STOP! Do not log in!
This is not a new scam, but it still works because of the feelings that users get while trying to see the extent of the damage. The Facebook log in screen that appears when you click the link isn’t real…it only looks like a log in screen. Instead, you just gave scammers your Facebook user name and password. There’s no picture of you (well, probably not, unless your co-workers really can’t be trusted with a camera and you make a habit of embarrassing yourself at office parties), but you were reeled in just the same.
Remember, any time you need to log into your social media accounts, you need to initiate the login through your own browser by accessing the website yourself.

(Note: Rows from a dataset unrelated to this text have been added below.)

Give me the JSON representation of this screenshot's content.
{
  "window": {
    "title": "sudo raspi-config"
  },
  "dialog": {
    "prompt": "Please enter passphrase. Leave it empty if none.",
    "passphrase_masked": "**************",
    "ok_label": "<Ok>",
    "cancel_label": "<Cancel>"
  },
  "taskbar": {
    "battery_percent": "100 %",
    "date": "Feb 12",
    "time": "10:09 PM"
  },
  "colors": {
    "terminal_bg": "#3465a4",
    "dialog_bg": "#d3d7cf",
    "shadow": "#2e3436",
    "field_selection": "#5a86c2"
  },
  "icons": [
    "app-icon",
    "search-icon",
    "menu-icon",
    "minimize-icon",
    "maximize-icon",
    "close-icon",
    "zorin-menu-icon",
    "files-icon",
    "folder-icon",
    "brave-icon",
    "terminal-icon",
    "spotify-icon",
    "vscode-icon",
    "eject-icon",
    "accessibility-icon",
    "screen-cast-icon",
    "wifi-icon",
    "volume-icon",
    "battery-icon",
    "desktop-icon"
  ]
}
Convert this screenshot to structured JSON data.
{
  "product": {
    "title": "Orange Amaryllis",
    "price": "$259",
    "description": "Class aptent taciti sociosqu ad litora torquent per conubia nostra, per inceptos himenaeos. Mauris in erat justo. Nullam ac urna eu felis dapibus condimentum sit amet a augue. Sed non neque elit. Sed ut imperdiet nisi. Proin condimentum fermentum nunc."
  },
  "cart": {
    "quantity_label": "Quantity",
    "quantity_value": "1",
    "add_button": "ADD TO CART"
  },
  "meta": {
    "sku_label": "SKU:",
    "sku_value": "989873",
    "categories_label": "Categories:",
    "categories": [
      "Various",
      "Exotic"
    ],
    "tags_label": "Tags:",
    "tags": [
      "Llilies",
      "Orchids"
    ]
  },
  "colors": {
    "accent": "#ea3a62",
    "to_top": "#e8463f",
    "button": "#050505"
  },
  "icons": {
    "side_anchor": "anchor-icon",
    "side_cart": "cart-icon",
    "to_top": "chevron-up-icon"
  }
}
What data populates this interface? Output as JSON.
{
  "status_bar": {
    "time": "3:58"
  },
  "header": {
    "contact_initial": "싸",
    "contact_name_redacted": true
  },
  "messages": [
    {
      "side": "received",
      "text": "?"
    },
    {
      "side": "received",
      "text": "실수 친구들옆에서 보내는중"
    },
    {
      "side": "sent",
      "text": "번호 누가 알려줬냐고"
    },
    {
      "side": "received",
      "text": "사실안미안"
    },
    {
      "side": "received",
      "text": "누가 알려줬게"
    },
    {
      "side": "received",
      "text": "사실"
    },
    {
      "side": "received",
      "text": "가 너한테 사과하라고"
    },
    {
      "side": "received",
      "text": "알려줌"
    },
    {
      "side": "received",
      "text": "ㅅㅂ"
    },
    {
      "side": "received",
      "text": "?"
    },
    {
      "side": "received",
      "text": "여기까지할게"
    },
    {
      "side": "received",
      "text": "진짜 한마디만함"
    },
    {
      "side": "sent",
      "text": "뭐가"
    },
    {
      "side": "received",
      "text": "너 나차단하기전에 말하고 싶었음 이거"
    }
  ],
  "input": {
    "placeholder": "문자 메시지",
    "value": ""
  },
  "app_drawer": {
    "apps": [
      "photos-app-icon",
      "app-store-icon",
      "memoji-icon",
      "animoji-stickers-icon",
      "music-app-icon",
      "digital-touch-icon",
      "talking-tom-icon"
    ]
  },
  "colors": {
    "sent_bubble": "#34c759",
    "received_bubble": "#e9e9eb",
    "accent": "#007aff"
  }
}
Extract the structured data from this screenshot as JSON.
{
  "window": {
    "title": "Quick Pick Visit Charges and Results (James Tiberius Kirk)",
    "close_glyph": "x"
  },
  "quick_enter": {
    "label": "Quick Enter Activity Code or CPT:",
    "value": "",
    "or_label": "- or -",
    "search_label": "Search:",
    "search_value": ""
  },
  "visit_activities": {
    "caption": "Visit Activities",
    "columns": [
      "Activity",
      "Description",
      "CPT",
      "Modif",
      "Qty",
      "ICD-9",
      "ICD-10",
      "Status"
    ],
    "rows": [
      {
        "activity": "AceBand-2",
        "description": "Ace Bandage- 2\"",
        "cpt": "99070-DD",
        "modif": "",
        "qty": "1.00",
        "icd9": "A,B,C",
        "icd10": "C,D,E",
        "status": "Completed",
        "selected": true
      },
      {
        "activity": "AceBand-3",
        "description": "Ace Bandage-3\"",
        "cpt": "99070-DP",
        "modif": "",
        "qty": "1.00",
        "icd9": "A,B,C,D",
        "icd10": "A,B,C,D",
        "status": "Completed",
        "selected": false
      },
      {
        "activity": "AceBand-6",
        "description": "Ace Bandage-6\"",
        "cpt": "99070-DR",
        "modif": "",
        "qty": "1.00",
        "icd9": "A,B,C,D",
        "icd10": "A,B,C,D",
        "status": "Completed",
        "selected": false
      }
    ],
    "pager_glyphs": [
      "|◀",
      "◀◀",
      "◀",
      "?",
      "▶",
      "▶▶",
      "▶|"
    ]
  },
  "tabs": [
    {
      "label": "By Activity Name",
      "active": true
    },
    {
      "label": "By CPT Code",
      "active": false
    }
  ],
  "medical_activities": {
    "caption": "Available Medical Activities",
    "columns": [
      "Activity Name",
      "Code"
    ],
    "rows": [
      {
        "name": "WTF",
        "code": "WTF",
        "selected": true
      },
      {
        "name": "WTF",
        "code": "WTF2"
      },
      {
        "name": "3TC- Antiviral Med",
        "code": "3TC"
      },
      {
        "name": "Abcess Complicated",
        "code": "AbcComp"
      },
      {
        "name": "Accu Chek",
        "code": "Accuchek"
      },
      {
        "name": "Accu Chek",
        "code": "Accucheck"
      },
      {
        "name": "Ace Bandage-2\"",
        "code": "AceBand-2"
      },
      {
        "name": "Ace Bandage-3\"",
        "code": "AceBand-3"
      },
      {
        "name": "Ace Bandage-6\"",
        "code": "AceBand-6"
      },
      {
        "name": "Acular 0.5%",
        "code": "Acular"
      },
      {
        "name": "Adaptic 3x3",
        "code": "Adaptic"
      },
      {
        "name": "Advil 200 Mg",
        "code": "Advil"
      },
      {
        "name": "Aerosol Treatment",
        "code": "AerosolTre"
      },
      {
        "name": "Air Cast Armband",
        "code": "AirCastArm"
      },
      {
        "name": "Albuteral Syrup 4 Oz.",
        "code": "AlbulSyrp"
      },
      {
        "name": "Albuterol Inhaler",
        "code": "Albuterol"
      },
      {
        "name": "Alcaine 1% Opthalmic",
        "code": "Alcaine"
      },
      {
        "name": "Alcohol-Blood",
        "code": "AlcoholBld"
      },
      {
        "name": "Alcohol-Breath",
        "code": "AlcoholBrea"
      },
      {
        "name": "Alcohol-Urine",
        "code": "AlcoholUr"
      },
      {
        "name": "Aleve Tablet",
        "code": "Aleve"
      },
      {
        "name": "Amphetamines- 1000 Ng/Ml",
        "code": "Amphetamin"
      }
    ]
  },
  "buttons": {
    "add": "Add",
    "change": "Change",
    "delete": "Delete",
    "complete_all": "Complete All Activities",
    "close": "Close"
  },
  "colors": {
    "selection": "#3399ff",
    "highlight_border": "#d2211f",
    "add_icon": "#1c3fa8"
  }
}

Do not follow unknown links to any destination that requires you to log in.
Just in case this photo scenario had been legitimate, here’s how to go about signing in to see it without giving up your information. Close the browser tab where the link and the message appeared—or the entire browser, if you want to be extra cautious—then open a new one and go log in to the required social media site. If you then go back to the original link from your friend and click it after, you should no longer be directed to log in since you’ve already done that step. If you’re still required to log in to see the picture, it’s a fake web portal. Close out of your browser immediately.
It’s also a good idea to warn your friend about the incident. Drop her a line that lets her know her social media account was hacked, and that she needs to change her password immediately. Hopefully she also uses strong, unique passwords, and therefore didn’t give hackers access to all of her accounts!